To create bokeh, you’ll need a fast lens. A wide aperture is needed for creating bokeh. Set it anywhere from f/1.2 to f/1.8. You can try with a bit higher f-number, but this interval is the best.
A telephoto lens might be able to create bokeh with a little smaller f-number too.
When the snow is falling, focus your camera on your subject. If it’s far from you, the bokeh created by the snowflakes will appear in the foreground. If the subject is closer, it’s going to be in the background.
If you use a flash, the snowflakes might be more visible in the foreground.
10. Try Snowflake Photography to Show the Beauty In the Details
Try winter macro photography!
When we talk about snow photography, we usually imagine snow-covered landscapes. But it takes uncountable snowflakes to build up these scenes.
Use your camera to show the beauty in the details and try snowflake photography. It’s a great way of guiding your viewers to a wonderworld that is not even visible to the naked eye.
Someone’s coat, gloves or hats can give a nice background to the fallen snowflakes. A darker surface can enhance the shapes beautifully.

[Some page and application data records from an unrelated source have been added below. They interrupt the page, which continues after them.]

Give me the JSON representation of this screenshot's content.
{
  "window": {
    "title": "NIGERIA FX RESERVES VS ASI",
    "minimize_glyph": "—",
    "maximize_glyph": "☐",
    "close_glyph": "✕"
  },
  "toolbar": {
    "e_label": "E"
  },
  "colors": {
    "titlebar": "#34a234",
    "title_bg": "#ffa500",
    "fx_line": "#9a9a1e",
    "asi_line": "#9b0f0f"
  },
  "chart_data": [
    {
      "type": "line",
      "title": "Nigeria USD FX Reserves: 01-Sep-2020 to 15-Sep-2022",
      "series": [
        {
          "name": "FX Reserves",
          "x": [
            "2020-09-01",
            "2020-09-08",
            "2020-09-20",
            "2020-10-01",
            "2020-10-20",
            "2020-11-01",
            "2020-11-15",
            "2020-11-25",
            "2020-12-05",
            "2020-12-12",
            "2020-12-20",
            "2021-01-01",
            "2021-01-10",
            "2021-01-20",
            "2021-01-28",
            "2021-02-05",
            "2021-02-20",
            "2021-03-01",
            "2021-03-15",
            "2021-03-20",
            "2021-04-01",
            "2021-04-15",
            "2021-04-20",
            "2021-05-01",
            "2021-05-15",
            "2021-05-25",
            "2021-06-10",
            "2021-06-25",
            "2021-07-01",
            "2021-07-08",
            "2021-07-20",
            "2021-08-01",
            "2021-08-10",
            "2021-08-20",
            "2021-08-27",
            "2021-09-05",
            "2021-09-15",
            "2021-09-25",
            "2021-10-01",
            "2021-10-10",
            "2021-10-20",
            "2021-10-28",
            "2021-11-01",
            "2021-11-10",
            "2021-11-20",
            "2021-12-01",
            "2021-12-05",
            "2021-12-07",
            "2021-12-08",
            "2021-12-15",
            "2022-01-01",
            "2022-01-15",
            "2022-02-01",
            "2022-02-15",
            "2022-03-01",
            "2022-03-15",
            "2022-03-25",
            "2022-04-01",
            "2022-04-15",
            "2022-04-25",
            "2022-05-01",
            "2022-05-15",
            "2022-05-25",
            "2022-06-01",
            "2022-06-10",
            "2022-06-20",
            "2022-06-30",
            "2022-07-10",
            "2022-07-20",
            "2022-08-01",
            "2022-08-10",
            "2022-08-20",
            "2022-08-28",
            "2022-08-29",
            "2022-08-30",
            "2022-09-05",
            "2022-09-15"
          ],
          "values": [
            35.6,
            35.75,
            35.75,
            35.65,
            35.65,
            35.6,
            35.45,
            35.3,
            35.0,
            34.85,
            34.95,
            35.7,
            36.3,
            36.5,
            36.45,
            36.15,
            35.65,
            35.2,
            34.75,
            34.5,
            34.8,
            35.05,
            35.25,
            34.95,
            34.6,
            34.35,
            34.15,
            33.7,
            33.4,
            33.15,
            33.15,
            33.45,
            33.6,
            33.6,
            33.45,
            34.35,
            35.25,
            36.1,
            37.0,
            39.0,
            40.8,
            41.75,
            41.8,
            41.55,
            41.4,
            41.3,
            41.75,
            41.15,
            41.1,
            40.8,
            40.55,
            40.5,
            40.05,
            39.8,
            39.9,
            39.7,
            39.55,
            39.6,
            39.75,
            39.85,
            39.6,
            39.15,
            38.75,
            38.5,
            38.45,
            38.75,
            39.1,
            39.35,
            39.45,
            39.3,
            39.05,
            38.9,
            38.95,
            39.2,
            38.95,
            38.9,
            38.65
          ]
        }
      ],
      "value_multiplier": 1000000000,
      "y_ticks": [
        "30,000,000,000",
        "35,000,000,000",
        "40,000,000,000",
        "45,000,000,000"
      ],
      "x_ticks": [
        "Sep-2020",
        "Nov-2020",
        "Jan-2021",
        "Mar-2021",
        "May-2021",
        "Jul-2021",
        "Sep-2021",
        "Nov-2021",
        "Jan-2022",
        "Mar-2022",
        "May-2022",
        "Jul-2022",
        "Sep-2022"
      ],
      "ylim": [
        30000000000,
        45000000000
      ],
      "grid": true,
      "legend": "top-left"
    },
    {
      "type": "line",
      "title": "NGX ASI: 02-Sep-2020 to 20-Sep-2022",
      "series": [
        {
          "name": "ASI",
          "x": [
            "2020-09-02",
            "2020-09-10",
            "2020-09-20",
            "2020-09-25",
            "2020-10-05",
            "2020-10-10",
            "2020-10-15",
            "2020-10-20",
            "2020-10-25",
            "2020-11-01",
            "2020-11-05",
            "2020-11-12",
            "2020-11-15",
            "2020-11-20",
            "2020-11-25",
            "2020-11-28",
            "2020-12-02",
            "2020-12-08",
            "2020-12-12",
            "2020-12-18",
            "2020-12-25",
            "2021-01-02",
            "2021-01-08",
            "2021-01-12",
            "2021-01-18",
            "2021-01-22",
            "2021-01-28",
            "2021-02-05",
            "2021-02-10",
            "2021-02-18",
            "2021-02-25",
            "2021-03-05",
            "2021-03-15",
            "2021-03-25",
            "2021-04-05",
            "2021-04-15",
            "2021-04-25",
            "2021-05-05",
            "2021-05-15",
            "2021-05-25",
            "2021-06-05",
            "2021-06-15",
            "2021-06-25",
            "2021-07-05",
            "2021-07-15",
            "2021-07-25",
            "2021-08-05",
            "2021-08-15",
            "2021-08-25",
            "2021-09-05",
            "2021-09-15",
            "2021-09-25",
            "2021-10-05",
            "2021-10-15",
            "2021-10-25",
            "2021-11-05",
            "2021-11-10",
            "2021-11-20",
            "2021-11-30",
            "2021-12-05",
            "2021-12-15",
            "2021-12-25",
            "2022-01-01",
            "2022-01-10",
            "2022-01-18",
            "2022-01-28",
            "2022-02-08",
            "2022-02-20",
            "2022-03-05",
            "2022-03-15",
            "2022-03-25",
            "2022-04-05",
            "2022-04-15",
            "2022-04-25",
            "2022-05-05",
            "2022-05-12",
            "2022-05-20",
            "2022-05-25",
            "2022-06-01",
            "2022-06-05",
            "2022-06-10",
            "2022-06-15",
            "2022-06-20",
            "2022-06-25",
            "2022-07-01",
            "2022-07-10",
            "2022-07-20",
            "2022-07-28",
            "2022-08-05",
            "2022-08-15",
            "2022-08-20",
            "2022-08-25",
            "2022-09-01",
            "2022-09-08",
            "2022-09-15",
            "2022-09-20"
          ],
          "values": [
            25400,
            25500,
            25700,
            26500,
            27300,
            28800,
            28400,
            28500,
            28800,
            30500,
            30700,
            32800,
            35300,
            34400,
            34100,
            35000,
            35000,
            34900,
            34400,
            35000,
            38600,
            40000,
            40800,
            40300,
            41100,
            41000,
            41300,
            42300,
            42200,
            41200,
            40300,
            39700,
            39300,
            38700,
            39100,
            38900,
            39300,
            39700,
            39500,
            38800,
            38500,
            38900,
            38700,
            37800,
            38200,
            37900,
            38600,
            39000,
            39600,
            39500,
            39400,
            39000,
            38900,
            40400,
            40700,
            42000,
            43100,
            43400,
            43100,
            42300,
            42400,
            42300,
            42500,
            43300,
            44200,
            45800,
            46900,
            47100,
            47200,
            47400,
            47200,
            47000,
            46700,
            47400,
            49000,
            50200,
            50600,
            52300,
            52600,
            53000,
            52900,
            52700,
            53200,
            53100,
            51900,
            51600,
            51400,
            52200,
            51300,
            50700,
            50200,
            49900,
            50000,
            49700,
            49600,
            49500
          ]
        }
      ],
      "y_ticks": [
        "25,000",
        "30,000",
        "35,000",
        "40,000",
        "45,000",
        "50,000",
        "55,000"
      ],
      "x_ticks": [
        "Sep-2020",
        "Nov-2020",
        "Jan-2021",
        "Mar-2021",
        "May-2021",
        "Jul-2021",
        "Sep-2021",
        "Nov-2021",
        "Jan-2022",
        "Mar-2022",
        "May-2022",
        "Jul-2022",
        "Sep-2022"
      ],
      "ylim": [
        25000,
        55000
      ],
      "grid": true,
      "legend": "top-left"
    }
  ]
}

11. Keep the Camera Acclimatised to Avoid Damaging It
Going from a warm place to a cold one is going to affect your camera equipment.
And going back from outside is also risky. It’s like when you wear glasses and they steam up immediately as you step in. The same thing happens with your camera lens.
Then the moist getting inside your lens can cause lens fungus which is much harder to deal with than acclimatisation.
To avoid this, you need to slowly acclimatise your gear.
Use a zip-lock bag or any other waterproof one. Before you go back to room temperature, place the camera in it and take it inside like this.
Leave the whole package for a while to keep the condensation on the outside of the bag.
12. Buy a Rain Cover to Protect Your Camera
Snow is not so different from rain. It is water too, just in a different form. But when it gets to your camera, it can soak it just as rain would.
If you are shooting during snowfall, we recommend using a rain cover.
We advise you to opt for the Powerextra Professional Waterproof Camera Rain Cover.
13. Stock Up on Microfiber Cloths and Extra Batteries
Cold winter weather can result in a lot of moist getting on and into your camera. It’s a necessity to have microfiber cloths with you when shooting snow photos.
Use these to clean your lens and camera body regularly. They won’t scratch your gear, so you can clean it gently.
If moist sits on your camera, it can freeze to a thin layer of ice and you definitely don’t want that.
Not to mention the lens fungus it can cause if it gets inside.
Also, cold weather makes your batteries run out quickly. Always keep at least one extra in your pocket. If possible, place it close to your body to keep it warm.
14. Don’t Let the Weather Stop You
One of the most basic snow photography tips we can give you is to prepare for the weather.
It might sound silly at first, but once you are outside, you’ll see it’s good to have a reminder.
When cold weather hits, we like to stay inside and enjoy room temperature. But don’t let the weather stop you!
In most regions, snow is rare, and it gives a unique sight of the world. Snowy landscape images are rarer than other kinds. Use these periods to shoot outstanding images.
It’s a perfect time for street photography as well. People behave a little differently in the changing environment.
They can struggle with walking in the snow. Or enjoy themselves and build snowmen with children at the most unexpected places. Focus on these out-of-the-common moments and use them to tell stories.
For this, you’ll have to dress in layers to stay warm. Wear a warm coat, a scarf and a hat. Wear gloves that allow you to press the buttons on your camera and use the touchscreen of your phone.
Snow can be really shiny, so in sunny weather, it’s advised to wear sunglasses to prevent snow blindness.
Snow is not an easy-to-capture subject.
It requires some technical preparations, but hopefully, our snow photography tips will help you to master it.
Make sure to prepare yourself and your camera to the weather.
And don’t forget to take your camera bag even for small walks as you might find beauty on every corner!